_Task objective_:
The records that follow are to be repeated in full, with no pictures retained.

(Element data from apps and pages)
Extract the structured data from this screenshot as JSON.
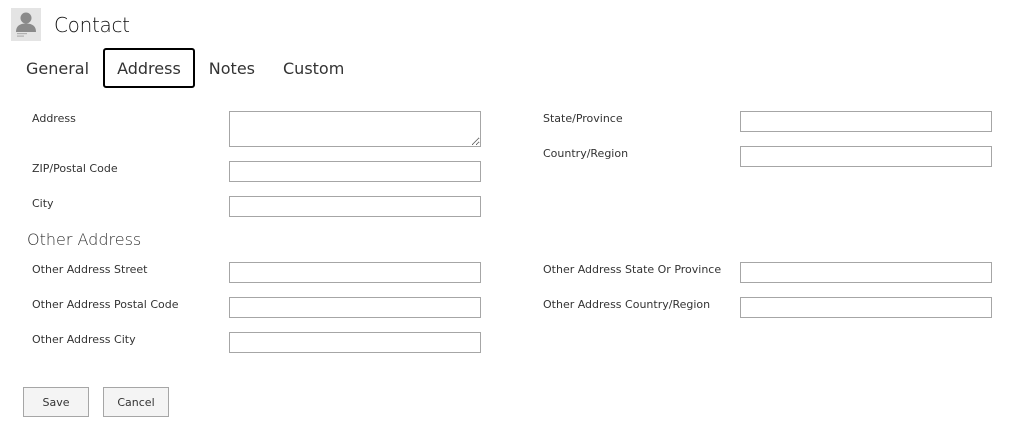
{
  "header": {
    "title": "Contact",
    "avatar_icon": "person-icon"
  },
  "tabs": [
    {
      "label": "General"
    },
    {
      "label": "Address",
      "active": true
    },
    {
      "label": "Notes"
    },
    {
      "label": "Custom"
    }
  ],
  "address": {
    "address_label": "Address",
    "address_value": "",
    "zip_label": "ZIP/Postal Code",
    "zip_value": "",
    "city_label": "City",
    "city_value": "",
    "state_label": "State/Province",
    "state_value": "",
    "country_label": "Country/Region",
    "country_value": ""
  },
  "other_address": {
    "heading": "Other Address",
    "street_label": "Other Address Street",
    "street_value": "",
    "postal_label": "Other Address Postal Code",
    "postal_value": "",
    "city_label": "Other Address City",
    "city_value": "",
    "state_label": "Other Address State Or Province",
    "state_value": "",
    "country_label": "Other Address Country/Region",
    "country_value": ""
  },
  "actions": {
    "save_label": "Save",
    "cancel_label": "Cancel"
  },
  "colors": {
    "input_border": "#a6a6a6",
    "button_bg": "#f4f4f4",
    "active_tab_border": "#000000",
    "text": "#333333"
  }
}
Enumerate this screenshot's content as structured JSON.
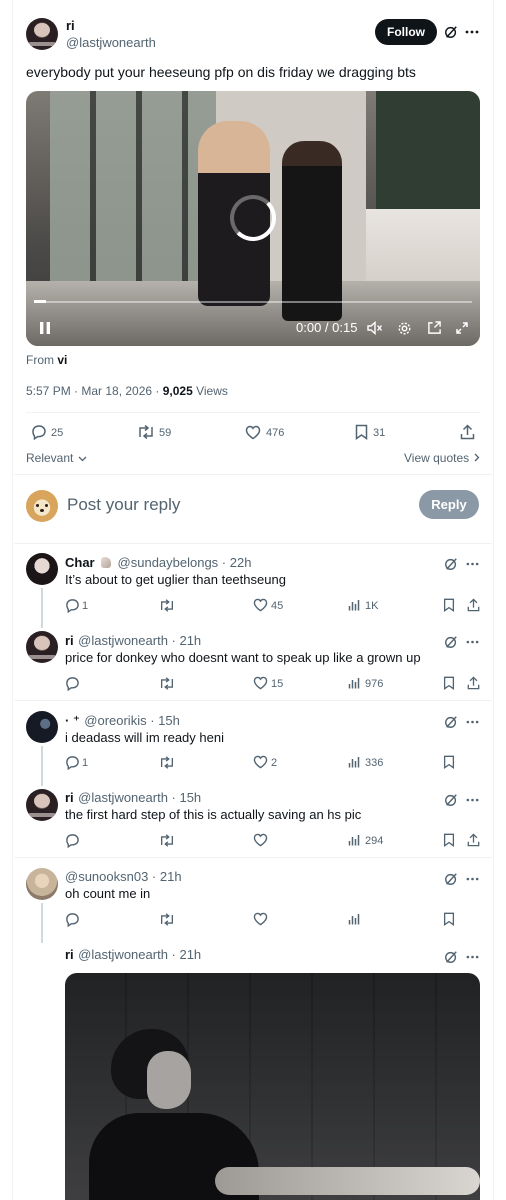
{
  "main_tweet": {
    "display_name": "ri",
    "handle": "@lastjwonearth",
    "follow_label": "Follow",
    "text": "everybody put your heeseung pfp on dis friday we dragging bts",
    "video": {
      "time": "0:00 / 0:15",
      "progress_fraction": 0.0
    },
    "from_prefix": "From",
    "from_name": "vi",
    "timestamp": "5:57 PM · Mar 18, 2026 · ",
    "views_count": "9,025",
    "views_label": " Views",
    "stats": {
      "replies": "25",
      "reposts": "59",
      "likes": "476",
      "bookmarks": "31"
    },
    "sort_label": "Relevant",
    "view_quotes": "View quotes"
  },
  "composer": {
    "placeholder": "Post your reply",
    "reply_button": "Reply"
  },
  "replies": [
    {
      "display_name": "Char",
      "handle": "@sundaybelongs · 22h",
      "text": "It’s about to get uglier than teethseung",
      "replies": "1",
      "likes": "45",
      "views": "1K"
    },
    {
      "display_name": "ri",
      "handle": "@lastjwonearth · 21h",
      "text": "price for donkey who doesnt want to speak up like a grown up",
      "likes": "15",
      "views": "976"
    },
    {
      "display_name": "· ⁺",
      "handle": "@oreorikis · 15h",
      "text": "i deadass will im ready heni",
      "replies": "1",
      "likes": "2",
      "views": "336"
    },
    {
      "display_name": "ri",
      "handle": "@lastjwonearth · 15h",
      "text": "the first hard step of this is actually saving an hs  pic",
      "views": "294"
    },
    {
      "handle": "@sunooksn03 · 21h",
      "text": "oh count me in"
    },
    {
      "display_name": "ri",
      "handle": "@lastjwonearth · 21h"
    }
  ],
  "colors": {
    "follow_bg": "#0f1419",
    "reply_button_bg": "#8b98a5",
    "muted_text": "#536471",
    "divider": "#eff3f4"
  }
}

_Exercise answer_:
Extract the structured data from this screenshot as JSON.
{
  "header": {
    "title": "Contact",
    "avatar_icon": "person-icon"
  },
  "tabs": [
    {
      "label": "General"
    },
    {
      "label": "Address",
      "active": true
    },
    {
      "label": "Notes"
    },
    {
      "label": "Custom"
    }
  ],
  "address": {
    "address_label": "Address",
    "address_value": "",
    "zip_label": "ZIP/Postal Code",
    "zip_value": "",
    "city_label": "City",
    "city_value": "",
    "state_label": "State/Province",
    "state_value": "",
    "country_label": "Country/Region",
    "country_value": ""
  },
  "other_address": {
    "heading": "Other Address",
    "street_label": "Other Address Street",
    "street_value": "",
    "postal_label": "Other Address Postal Code",
    "postal_value": "",
    "city_label": "Other Address City",
    "city_value": "",
    "state_label": "Other Address State Or Province",
    "state_value": "",
    "country_label": "Other Address Country/Region",
    "country_value": ""
  },
  "actions": {
    "save_label": "Save",
    "cancel_label": "Cancel"
  },
  "colors": {
    "input_border": "#a6a6a6",
    "button_bg": "#f4f4f4",
    "active_tab_border": "#000000",
    "text": "#333333"
  }
}
Enumerate this screenshot's content as structured JSON.
{
  "main_tweet": {
    "display_name": "ri",
    "handle": "@lastjwonearth",
    "follow_label": "Follow",
    "text": "everybody put your heeseung pfp on dis friday we dragging bts",
    "video": {
      "time": "0:00 / 0:15",
      "progress_fraction": 0.0
    },
    "from_prefix": "From",
    "from_name": "vi",
    "timestamp": "5:57 PM · Mar 18, 2026 · ",
    "views_count": "9,025",
    "views_label": " Views",
    "stats": {
      "replies": "25",
      "reposts": "59",
      "likes": "476",
      "bookmarks": "31"
    },
    "sort_label": "Relevant",
    "view_quotes": "View quotes"
  },
  "composer": {
    "placeholder": "Post your reply",
    "reply_button": "Reply"
  },
  "replies": [
    {
      "display_name": "Char",
      "handle": "@sundaybelongs · 22h",
      "text": "It’s about to get uglier than teethseung",
      "replies": "1",
      "likes": "45",
      "views": "1K"
    },
    {
      "display_name": "ri",
      "handle": "@lastjwonearth · 21h",
      "text": "price for donkey who doesnt want to speak up like a grown up",
      "likes": "15",
      "views": "976"
    },
    {
      "display_name": "· ⁺",
      "handle": "@oreorikis · 15h",
      "text": "i deadass will im ready heni",
      "replies": "1",
      "likes": "2",
      "views": "336"
    },
    {
      "display_name": "ri",
      "handle": "@lastjwonearth · 15h",
      "text": "the first hard step of this is actually saving an hs  pic",
      "views": "294"
    },
    {
      "handle": "@sunooksn03 · 21h",
      "text": "oh count me in"
    },
    {
      "display_name": "ri",
      "handle": "@lastjwonearth · 21h"
    }
  ],
  "colors": {
    "follow_bg": "#0f1419",
    "reply_button_bg": "#8b98a5",
    "muted_text": "#536471",
    "divider": "#eff3f4"
  }
}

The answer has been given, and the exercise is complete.